- [PROBLEM REQUIREMENTS]
Each line, starting at the one with "Give me the" and running to the end of the data below, is to be set down again exactly, both ends included; leave pictures out.

************

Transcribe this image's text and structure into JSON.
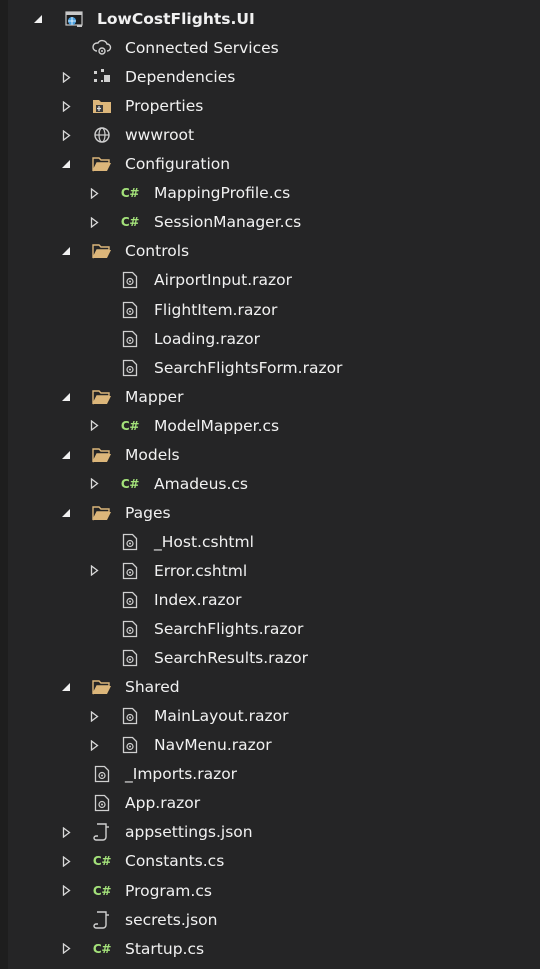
{
  "tree": [
    {
      "label": "LowCostFlights.UI",
      "icon": "project-icon",
      "depth": 0,
      "arrow": "expanded",
      "bold": true
    },
    {
      "label": "Connected Services",
      "icon": "connected-services-icon",
      "depth": 1,
      "arrow": "none"
    },
    {
      "label": "Dependencies",
      "icon": "dependencies-icon",
      "depth": 1,
      "arrow": "collapsed"
    },
    {
      "label": "Properties",
      "icon": "properties-icon",
      "depth": 1,
      "arrow": "collapsed"
    },
    {
      "label": "wwwroot",
      "icon": "globe-icon",
      "depth": 1,
      "arrow": "collapsed"
    },
    {
      "label": "Configuration",
      "icon": "folder-open-icon",
      "depth": 1,
      "arrow": "expanded"
    },
    {
      "label": "MappingProfile.cs",
      "icon": "csharp-file-icon",
      "depth": 2,
      "arrow": "collapsed"
    },
    {
      "label": "SessionManager.cs",
      "icon": "csharp-file-icon",
      "depth": 2,
      "arrow": "collapsed"
    },
    {
      "label": "Controls",
      "icon": "folder-open-icon",
      "depth": 1,
      "arrow": "expanded"
    },
    {
      "label": "AirportInput.razor",
      "icon": "razor-file-icon",
      "depth": 2,
      "arrow": "none"
    },
    {
      "label": "FlightItem.razor",
      "icon": "razor-file-icon",
      "depth": 2,
      "arrow": "none"
    },
    {
      "label": "Loading.razor",
      "icon": "razor-file-icon",
      "depth": 2,
      "arrow": "none"
    },
    {
      "label": "SearchFlightsForm.razor",
      "icon": "razor-file-icon",
      "depth": 2,
      "arrow": "none"
    },
    {
      "label": "Mapper",
      "icon": "folder-open-icon",
      "depth": 1,
      "arrow": "expanded"
    },
    {
      "label": "ModelMapper.cs",
      "icon": "csharp-file-icon",
      "depth": 2,
      "arrow": "collapsed"
    },
    {
      "label": "Models",
      "icon": "folder-open-icon",
      "depth": 1,
      "arrow": "expanded"
    },
    {
      "label": "Amadeus.cs",
      "icon": "csharp-file-icon",
      "depth": 2,
      "arrow": "collapsed"
    },
    {
      "label": "Pages",
      "icon": "folder-open-icon",
      "depth": 1,
      "arrow": "expanded"
    },
    {
      "label": "_Host.cshtml",
      "icon": "razor-file-icon",
      "depth": 2,
      "arrow": "none"
    },
    {
      "label": "Error.cshtml",
      "icon": "razor-file-icon",
      "depth": 2,
      "arrow": "collapsed"
    },
    {
      "label": "Index.razor",
      "icon": "razor-file-icon",
      "depth": 2,
      "arrow": "none"
    },
    {
      "label": "SearchFlights.razor",
      "icon": "razor-file-icon",
      "depth": 2,
      "arrow": "none"
    },
    {
      "label": "SearchResults.razor",
      "icon": "razor-file-icon",
      "depth": 2,
      "arrow": "none"
    },
    {
      "label": "Shared",
      "icon": "folder-open-icon",
      "depth": 1,
      "arrow": "expanded"
    },
    {
      "label": "MainLayout.razor",
      "icon": "razor-file-icon",
      "depth": 2,
      "arrow": "collapsed"
    },
    {
      "label": "NavMenu.razor",
      "icon": "razor-file-icon",
      "depth": 2,
      "arrow": "collapsed"
    },
    {
      "label": "_Imports.razor",
      "icon": "razor-file-icon",
      "depth": 1,
      "arrow": "none"
    },
    {
      "label": "App.razor",
      "icon": "razor-file-icon",
      "depth": 1,
      "arrow": "none"
    },
    {
      "label": "appsettings.json",
      "icon": "json-file-icon",
      "depth": 1,
      "arrow": "collapsed"
    },
    {
      "label": "Constants.cs",
      "icon": "csharp-file-icon",
      "depth": 1,
      "arrow": "collapsed"
    },
    {
      "label": "Program.cs",
      "icon": "csharp-file-icon",
      "depth": 1,
      "arrow": "collapsed"
    },
    {
      "label": "secrets.json",
      "icon": "json-file-icon",
      "depth": 1,
      "arrow": "none"
    },
    {
      "label": "Startup.cs",
      "icon": "csharp-file-icon",
      "depth": 1,
      "arrow": "collapsed"
    }
  ],
  "colors": {
    "background": "#252526",
    "text": "#f1f1f1",
    "folder": "#dcb67a",
    "csharp": "#a4e27a",
    "project": "#4aa0e0"
  }
}
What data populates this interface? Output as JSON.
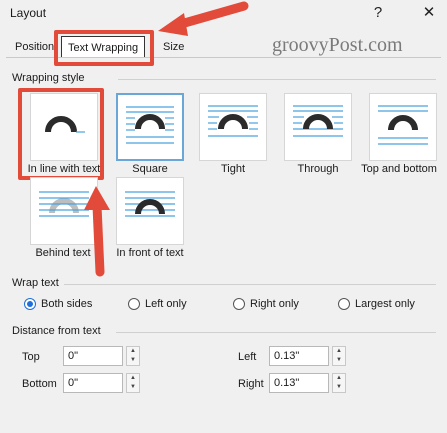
{
  "window": {
    "title": "Layout",
    "help_label": "?",
    "close_label": "✕"
  },
  "watermark": "groovyPost.com",
  "tabs": [
    {
      "label": "Position"
    },
    {
      "label": "Text Wrapping"
    },
    {
      "label": "Size"
    }
  ],
  "wrapping_style": {
    "label": "Wrapping style",
    "items": [
      {
        "label": "In line with text",
        "selected": false
      },
      {
        "label": "Square",
        "selected": true
      },
      {
        "label": "Tight",
        "selected": false
      },
      {
        "label": "Through",
        "selected": false
      },
      {
        "label": "Top and bottom",
        "selected": false
      },
      {
        "label": "Behind text",
        "selected": false
      },
      {
        "label": "In front of text",
        "selected": false
      }
    ]
  },
  "wrap_text": {
    "label": "Wrap text",
    "options": [
      {
        "label": "Both sides",
        "selected": true
      },
      {
        "label": "Left only",
        "selected": false
      },
      {
        "label": "Right only",
        "selected": false
      },
      {
        "label": "Largest only",
        "selected": false
      }
    ]
  },
  "distance": {
    "label": "Distance from text",
    "top": {
      "label": "Top",
      "value": "0\""
    },
    "bottom": {
      "label": "Bottom",
      "value": "0\""
    },
    "left": {
      "label": "Left",
      "value": "0.13\""
    },
    "right": {
      "label": "Right",
      "value": "0.13\""
    }
  },
  "colors": {
    "annotation": "#e24a3a",
    "accent": "#1e6fd9",
    "icon_lines": "#4aa3df",
    "icon_shape": "#2b2b2b"
  },
  "icons": {
    "help": "question-icon",
    "close": "close-icon",
    "arrow_up": "arrow-up-icon",
    "arrow_down": "arrow-down-icon"
  }
}
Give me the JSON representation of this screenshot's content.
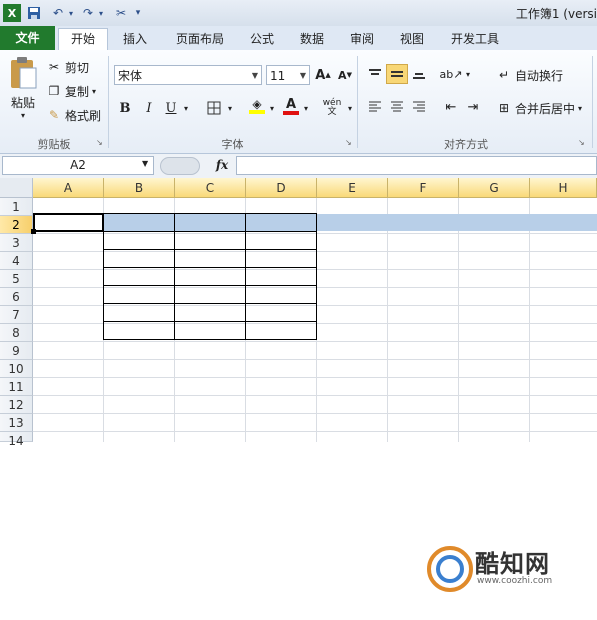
{
  "titlebar": {
    "document_title": "工作簿1 (versi",
    "quick_access": [
      "excel-logo-icon",
      "save-icon",
      "undo-icon",
      "redo-icon",
      "tools-icon",
      "customize-icon"
    ]
  },
  "tabs": {
    "file": "文件",
    "items": [
      "开始",
      "插入",
      "页面布局",
      "公式",
      "数据",
      "审阅",
      "视图",
      "开发工具"
    ]
  },
  "ribbon": {
    "clipboard": {
      "paste": "粘贴",
      "cut": "剪切",
      "copy": "复制",
      "format_painter": "格式刷",
      "label": "剪贴板"
    },
    "font": {
      "font_name": "宋体",
      "font_size": "11",
      "grow": "A",
      "shrink": "A",
      "bold": "B",
      "italic": "I",
      "underline": "U",
      "font_color_letter": "A",
      "phonetic": "wén",
      "label": "字体"
    },
    "alignment": {
      "wrap_text": "自动换行",
      "merge_center": "合并后居中",
      "label": "对齐方式"
    },
    "accent_color": "#217a2d"
  },
  "formula_bar": {
    "name_box": "A2",
    "fx": "fx",
    "content": ""
  },
  "sheet": {
    "columns": [
      "A",
      "B",
      "C",
      "D",
      "E",
      "F",
      "G",
      "H"
    ],
    "rows": [
      "1",
      "2",
      "3",
      "4",
      "5",
      "6",
      "7",
      "8",
      "9",
      "10",
      "11",
      "12",
      "13",
      "14"
    ],
    "active_cell": "A2",
    "selected_row": "2",
    "bordered_range": "B2:D8"
  },
  "watermark": {
    "brand": "酷知网",
    "url": "www.coozhi.com"
  }
}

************

- [FINAL ANSWER]
Give me the JSON representation of this screenshot's content.
{
  "titlebar": {
    "document_title": "工作簿1 (versi",
    "quick_access": [
      "excel-logo-icon",
      "save-icon",
      "undo-icon",
      "redo-icon",
      "tools-icon",
      "customize-icon"
    ]
  },
  "tabs": {
    "file": "文件",
    "items": [
      "开始",
      "插入",
      "页面布局",
      "公式",
      "数据",
      "审阅",
      "视图",
      "开发工具"
    ]
  },
  "ribbon": {
    "clipboard": {
      "paste": "粘贴",
      "cut": "剪切",
      "copy": "复制",
      "format_painter": "格式刷",
      "label": "剪贴板"
    },
    "font": {
      "font_name": "宋体",
      "font_size": "11",
      "grow": "A",
      "shrink": "A",
      "bold": "B",
      "italic": "I",
      "underline": "U",
      "font_color_letter": "A",
      "phonetic": "wén",
      "label": "字体"
    },
    "alignment": {
      "wrap_text": "自动换行",
      "merge_center": "合并后居中",
      "label": "对齐方式"
    },
    "accent_color": "#217a2d"
  },
  "formula_bar": {
    "name_box": "A2",
    "fx": "fx",
    "content": ""
  },
  "sheet": {
    "columns": [
      "A",
      "B",
      "C",
      "D",
      "E",
      "F",
      "G",
      "H"
    ],
    "rows": [
      "1",
      "2",
      "3",
      "4",
      "5",
      "6",
      "7",
      "8",
      "9",
      "10",
      "11",
      "12",
      "13",
      "14"
    ],
    "active_cell": "A2",
    "selected_row": "2",
    "bordered_range": "B2:D8"
  },
  "watermark": {
    "brand": "酷知网",
    "url": "www.coozhi.com"
  }
}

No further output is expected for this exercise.